** Directions for this task **
From the records below, take each line where the string "header" shows up and copy it.

* * * * *

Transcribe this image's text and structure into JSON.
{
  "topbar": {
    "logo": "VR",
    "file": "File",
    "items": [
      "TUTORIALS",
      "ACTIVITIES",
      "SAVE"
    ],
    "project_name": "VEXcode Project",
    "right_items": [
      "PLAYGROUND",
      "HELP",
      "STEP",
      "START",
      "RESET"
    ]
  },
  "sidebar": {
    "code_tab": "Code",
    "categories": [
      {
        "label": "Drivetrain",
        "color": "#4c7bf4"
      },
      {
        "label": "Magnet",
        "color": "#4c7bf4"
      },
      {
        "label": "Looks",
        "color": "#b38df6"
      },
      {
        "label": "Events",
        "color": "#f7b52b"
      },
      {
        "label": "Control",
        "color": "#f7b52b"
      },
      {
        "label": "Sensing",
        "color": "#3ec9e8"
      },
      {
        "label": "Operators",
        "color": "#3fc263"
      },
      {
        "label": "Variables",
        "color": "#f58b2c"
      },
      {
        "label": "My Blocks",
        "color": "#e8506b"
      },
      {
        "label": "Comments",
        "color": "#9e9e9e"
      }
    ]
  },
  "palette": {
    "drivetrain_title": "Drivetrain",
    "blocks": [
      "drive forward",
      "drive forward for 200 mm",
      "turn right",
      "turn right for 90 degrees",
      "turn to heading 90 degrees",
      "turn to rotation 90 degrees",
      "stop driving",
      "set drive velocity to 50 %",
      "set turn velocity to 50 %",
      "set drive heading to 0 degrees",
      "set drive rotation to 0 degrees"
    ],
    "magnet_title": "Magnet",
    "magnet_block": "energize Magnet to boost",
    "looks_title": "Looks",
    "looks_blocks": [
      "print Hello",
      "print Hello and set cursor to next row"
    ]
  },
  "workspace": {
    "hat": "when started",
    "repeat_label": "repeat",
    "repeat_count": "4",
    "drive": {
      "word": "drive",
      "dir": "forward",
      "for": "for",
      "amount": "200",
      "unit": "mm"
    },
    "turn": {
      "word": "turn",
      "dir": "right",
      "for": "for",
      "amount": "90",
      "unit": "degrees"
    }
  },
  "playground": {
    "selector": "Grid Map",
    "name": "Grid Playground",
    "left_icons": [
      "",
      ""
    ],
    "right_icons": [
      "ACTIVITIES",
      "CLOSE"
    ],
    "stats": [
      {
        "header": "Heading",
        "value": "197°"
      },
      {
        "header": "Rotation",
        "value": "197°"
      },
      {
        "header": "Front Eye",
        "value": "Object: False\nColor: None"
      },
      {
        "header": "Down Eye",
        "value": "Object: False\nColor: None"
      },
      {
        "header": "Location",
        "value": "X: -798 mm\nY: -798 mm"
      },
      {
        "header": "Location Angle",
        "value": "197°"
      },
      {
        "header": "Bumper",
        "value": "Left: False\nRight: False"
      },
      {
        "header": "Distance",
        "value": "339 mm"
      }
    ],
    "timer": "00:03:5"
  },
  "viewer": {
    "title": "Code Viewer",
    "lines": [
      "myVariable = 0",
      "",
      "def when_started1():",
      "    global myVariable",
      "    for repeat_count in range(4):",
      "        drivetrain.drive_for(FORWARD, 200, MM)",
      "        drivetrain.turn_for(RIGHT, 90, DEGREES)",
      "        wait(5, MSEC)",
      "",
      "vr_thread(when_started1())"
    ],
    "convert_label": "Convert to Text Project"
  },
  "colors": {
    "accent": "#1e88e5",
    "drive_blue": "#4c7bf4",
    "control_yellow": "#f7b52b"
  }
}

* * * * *

** Task output **
        "header": "Heading",
        "header": "Rotation",
        "header": "Front Eye",
        "header": "Down Eye",
        "header": "Location",
        "header": "Location Angle",
        "header": "Bumper",
        "header": "Distance",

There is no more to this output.